Location: Cool and Cold Water Aquaculture Research2012 Annual Report
1a. Objectives (from AD-416):
1) Produce a draft reference genome sequence for rainbow trout. 2) Produce a high density SNP chip for rainbow trout.
1b. Approach (from AD-416):
1.a. Sequence the BACs from the physical map minimal tiling path (MTP) using the new Illumina sequencing platform. 1.b. Produce a dense genetic map using 5,000-10,000 SNPs from the Swanson x Whale Rock doubled haploid (DH) recombinant line of Gary Thorgaard to aid in the integration of the genetic and physical maps and the genome sequence assembly. 2.a. Add more SNPs to the current NCCCWA database of 25,000-50,000 putative SNPs using reduced representation sequencing approaches on the Thorgaard’s androgenetic DH lines and additional outbred populations of economic and scientific interest, and based on the genome sequence assembly from objective 1, select and design SNP markers for a chip of up to 50K SNPs. 2.b. Validate a subset of the SNPs using a smaller genotyping assay (e.g. Illumina’s 3K GoldenGate). 2.c. Produce a commercial high-density SNP assay for whole genome simultaneous genotyping in rainbow trout.
3. Progress Report:
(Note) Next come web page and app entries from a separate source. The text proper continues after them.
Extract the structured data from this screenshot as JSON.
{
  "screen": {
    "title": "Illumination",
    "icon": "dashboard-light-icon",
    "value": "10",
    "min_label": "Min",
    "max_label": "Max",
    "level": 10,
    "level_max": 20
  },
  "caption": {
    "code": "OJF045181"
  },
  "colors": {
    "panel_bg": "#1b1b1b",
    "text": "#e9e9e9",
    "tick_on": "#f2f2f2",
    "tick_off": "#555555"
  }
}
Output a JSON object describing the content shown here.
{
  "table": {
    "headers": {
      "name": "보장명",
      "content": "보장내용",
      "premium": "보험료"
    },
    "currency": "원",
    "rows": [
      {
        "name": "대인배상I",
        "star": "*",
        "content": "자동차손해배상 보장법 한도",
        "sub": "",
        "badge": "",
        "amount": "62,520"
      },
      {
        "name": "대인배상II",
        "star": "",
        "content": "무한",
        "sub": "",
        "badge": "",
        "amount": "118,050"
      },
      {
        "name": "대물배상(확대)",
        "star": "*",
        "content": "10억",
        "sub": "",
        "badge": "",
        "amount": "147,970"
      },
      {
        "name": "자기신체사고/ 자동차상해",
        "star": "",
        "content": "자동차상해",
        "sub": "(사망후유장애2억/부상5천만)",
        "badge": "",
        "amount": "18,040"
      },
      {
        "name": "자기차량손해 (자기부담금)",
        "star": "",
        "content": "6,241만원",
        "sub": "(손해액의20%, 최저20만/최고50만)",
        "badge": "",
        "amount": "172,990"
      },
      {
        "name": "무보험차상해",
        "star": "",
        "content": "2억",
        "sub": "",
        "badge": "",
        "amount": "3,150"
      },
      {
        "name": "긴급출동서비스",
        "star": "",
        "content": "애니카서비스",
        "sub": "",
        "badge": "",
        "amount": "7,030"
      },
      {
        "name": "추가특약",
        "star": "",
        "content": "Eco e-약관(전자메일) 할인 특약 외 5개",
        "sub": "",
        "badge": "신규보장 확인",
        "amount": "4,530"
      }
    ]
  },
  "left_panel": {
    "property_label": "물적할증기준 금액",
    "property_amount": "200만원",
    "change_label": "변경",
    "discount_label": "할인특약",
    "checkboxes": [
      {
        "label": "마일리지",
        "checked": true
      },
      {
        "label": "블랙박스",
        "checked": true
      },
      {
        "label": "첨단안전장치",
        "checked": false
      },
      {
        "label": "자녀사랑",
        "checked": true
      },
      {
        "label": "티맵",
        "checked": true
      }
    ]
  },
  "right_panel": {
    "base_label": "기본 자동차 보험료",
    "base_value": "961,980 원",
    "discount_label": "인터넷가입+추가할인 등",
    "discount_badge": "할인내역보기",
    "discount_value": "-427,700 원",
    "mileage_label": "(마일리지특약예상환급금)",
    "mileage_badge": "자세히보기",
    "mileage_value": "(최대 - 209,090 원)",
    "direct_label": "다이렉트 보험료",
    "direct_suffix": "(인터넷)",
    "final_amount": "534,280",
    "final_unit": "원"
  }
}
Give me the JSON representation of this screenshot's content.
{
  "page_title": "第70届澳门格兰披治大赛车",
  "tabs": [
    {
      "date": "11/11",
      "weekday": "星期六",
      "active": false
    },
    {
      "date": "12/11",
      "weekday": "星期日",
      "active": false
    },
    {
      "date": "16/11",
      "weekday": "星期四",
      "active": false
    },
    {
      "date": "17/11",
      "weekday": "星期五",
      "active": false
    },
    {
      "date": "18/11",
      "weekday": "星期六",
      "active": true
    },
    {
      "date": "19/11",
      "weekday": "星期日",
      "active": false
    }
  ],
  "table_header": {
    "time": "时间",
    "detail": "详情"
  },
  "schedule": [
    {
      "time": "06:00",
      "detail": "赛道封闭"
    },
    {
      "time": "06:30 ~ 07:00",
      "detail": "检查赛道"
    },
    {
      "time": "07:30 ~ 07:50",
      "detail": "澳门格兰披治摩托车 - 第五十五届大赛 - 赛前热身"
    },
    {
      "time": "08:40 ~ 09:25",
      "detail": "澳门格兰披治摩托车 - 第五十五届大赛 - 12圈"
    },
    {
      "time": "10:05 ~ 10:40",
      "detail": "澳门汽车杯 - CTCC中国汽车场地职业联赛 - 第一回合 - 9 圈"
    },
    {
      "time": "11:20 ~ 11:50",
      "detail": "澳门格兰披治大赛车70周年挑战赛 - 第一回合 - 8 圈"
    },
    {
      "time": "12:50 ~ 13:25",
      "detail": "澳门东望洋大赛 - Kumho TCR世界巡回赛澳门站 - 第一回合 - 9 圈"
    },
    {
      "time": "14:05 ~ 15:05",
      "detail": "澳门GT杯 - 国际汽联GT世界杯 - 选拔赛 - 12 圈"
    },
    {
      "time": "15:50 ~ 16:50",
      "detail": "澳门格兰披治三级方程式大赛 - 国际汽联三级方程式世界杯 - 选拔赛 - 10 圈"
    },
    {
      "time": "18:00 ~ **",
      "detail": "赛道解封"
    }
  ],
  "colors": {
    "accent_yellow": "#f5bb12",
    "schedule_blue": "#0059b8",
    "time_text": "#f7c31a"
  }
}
This project has the overall goals of developing state of the art resources for genetic analyses in rainbow trout, primarily a genetic marker array that is constructed using information from research and commercial populations that are overlaid on the genome sequence, which must first be obtained. Significant progress was made in obtaining the genome sequence (Objective 1) and developing the genetic marker of choice, single nucleotide polymorphisms (SNP, Objective 2). Objective 1: Our strategy for sequencing the trout genome includes construction of a physical map built from small overlapping fragments of the genome which can easily be sequenced. This year we improved the physical map by adding over 20,000 new fragments to our analysis, providing a 13% increase in map information. The new map covers approximately 80% of the rainbow trout genome, of which we have sequence information for 95%; therefore the current draft of our sequence represents ~70% of the genome. A genetic map revealing the order of 5000 SNPs on trout chromosomes was constructed to aid in ordering the overlapping fragments of the physical map. Objective 2: Progress was made in identifying a set of over 109,000 SNPs from 8 research populations. The usefulness of this data set was validated on 18 populations from commercial and research sources to demonstrate the need for stringent marker selection criteria prior to construction of high-density genotyping platforms that aim to benefit all populations. To date this data set is the resource on which an international trout genotyping collaboration is being developed.